‘Morbius,’ The Living Vampire, Sucks (Movie Review)

Three years after filming began, two years after the first trailer, Sony’s latest “In Association with Marvel” feature, Morbius, finally opens this weekend. Based on one of Spidey’s legendary Sinister Six, Dr. Michael Morbius is a “living vampire” (much like star Jared Leto), which might make you think of the Blade trilogy. Is this how the MCU gets the Day Walker? No, since this is exclusively Sony’s property, but as it’s been nearly two decades since the last Wesley Snipes outing, there’s an inherent curiosity for how our current era will handle the balance between bloodsuckers and superheroes. The cast also includes Matt Smith, Adria Arjona, Tyrese Gibson, and another Jared… Harris. Was Morbius worth the wait? Grab a pack of blue-colored artificial blood and drink up!

Opening in the mountains of Cerro de la Muerte in Costa Rica, a solid first act introduces the crippled, blood sick Dr. Morbius (Leto) searching for a cure to his ailments. Right away, the vibe is definitely more horror than a straight-up comic book flick. Ample use of shadows, bloodthirsty bats, and outright carnage (sans Venom) favors director Daniel Espinosa’s (Life) creature feature.

Morbius is quickly established as a morally compromised but brilliant scientist who fears what he’s become after an experiment has gone wrong. There’s a bit of science mumbo jumbo to explain what leads him to need blood and his incredible physical transformation, but it works well enough to keep the narrative going.

Add to that a charming scientist/love interest Dr. Martine Bancroft (Adria Arjona), and a fellow orphan Lucien (Matt Smith), who’s also suffering the same ills as the bloodsucking doctor, and all the boxes are sufficiently checked: charming actors, an easy to digest plot, and serviceable action.

The script by Matt Sazama and Burk Sharpless lets all of that down after the admittedly fun first forty minutes. Having an actor like Leto play a person whose need to kill gets stronger when artificial blood (why is it blue?) will no longer work is a good start. As an actor, Leto can be the right choice for eccentric types as long as the narrative doesn’t just let him go all Leto and chew the scenery like his Joker in David Ayer’s Suicide Squad. His role as WeWork founder/con man Adam Neumann on Apple’s WeCrashed is a much better fit. Here, the later parts of the film unwisely reign him in to make room for another. Without giving too much away, Morbius is not the craziest character in the movie.

Sadly, that means the all too familiar “villain with the same powers” schtick rears its undead-looking head. The problem isn’t with the actor playing that particular role as much as it’s a total copout. Morbius is far from a heroic character. If anything, he’s a person that tries to be good despite his “new” nature and sometimes fails. Allowing another character to literally suck up all the evil robs the story of invention and, worse, surprise.
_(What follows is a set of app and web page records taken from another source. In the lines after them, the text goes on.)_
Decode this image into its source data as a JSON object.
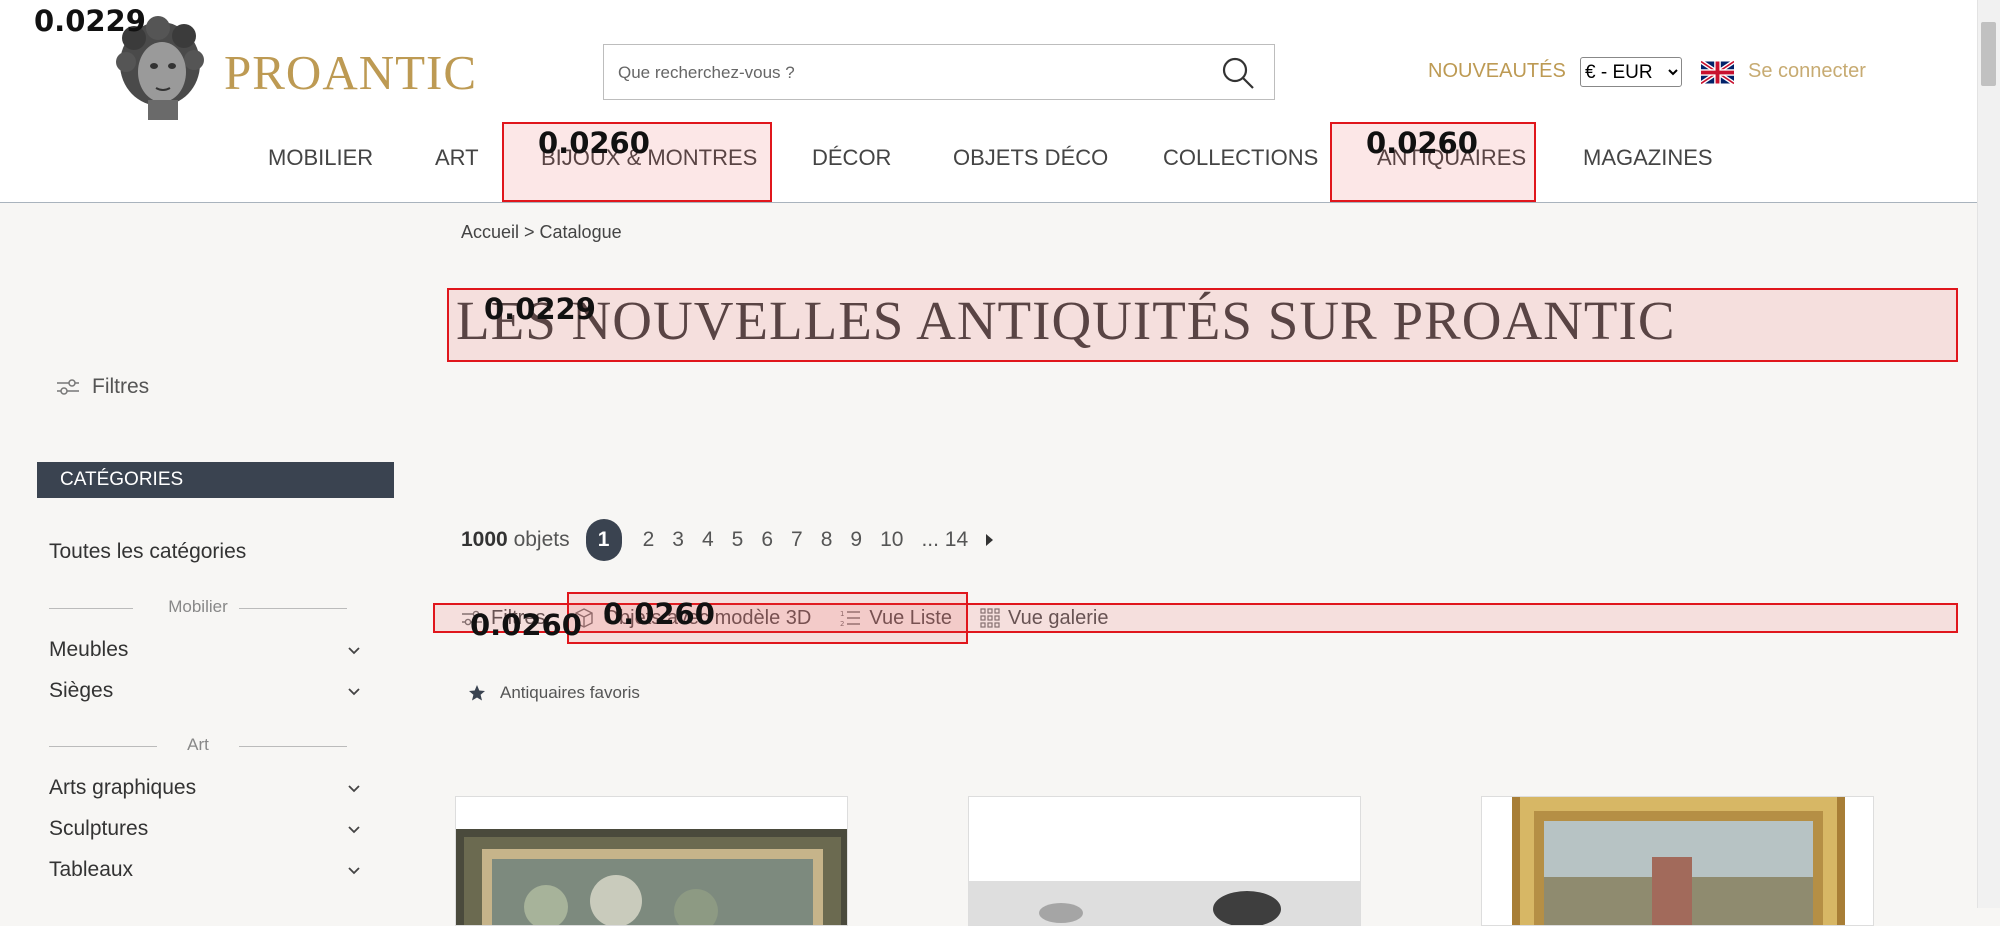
{
  "header": {
    "brand": "PROANTIC",
    "search_placeholder": "Que recherchez-vous ?",
    "nouveautes": "NOUVEAUTÉS",
    "currency": "€ - EUR",
    "login": "Se connecter"
  },
  "nav": [
    "MOBILIER",
    "ART",
    "BIJOUX & MONTRES",
    "DÉCOR",
    "OBJETS DÉCO",
    "COLLECTIONS",
    "ANTIQUAIRES",
    "MAGAZINES"
  ],
  "breadcrumb": "Accueil > Catalogue",
  "page_title": "LES NOUVELLES ANTIQUITÉS SUR PROANTIC",
  "sidebar": {
    "filters": "Filtres",
    "categories_header": "CATÉGORIES",
    "all_categories": "Toutes les catégories",
    "groups": [
      {
        "label": "Mobilier",
        "items": [
          "Meubles",
          "Sièges"
        ]
      },
      {
        "label": "Art",
        "items": [
          "Arts graphiques",
          "Sculptures",
          "Tableaux"
        ]
      }
    ]
  },
  "pagination": {
    "count": "1000",
    "count_unit": "objets",
    "pages": [
      "1",
      "2",
      "3",
      "4",
      "5",
      "6",
      "7",
      "8",
      "9",
      "10"
    ],
    "ellipsis_last": "... 14",
    "current": "1"
  },
  "toolbar": {
    "filters": "Filtres",
    "model3d": "Objets avec modèle 3D",
    "list_view": "Vue Liste",
    "gallery_view": "Vue galerie"
  },
  "favorites": "Antiquaires favoris",
  "overlays": [
    {
      "label": "0.0229"
    },
    {
      "label": "0.0260"
    },
    {
      "label": "0.0260"
    },
    {
      "label": "0.0229"
    },
    {
      "label": "0.0260"
    },
    {
      "label": "0.0260"
    }
  ],
  "colors": {
    "brand_gold": "#bd9a53",
    "dark_slate": "#3a4350",
    "overlay_red": "#e0161c"
  }
}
We’re all just waiting for the inevitable sibling showdown.

The film’s production borrows from early 00s studio features with blue filters, shoddy editing to hide FX, and flat line deliveries. Morbius flies with the aid of hazy bat-like filters, which feel like an unneeded design decision from the visual effects department. The stronger moments occur in less cluttered, more confined spaces like an endless hallway with lights flickering on and off.

While I liked Arjona’s Martine as the human side Morbius wants to cling to, nearly everyone else is wasted. Jared Harris as scientist/father figure Nicholas was better utilized in a similar role in 2004’s Resident Evil: Apocalypse. The fun banter Tyrese Gibson provides in the Fast films is gone. He’s just a boring detective on a “blood drained bodies” case. Matt Smith as Morbius’ surrogate brother, Lucien, gets the most to do (he’s almost a co-lead), but it’s a pretty cliched role.

Other odd choices abound, like how the score by Jon Ekstrand is so close to Hans Zimmer’s for Batman Begins it could be considered parody. The rise in horns as Morbius gets swarmed by bats is nearly shot for shot.

Any potential Spider-Man MCU-like connections are relegated to two mid-credits scenes. Worse, they’re poorly shot and tossed together. Leto’s hair and makeup in one of the scenes is so different than the main film it’s hard not to think it was shot a few months ago. And I might be wrong, but these scenes don’t make narrative sense considering what occurred in No Way Home or the Venom sequel.

It’s not all bad. The best aspect of Morbius is the potential concerning Dr. Morbius as a character. Though not the disaster that was Ayer’s Suicide Squad, there’s the feeling that the main bloodsucking anti-hero could be better utilized with a stronger script and direction in a sequel/soft reboot like last year’s The Suicide Squad. Here’s hoping if Dr. Morbius gets another chance, it’ll be one worth sinking his teeth into.


  1. No Comments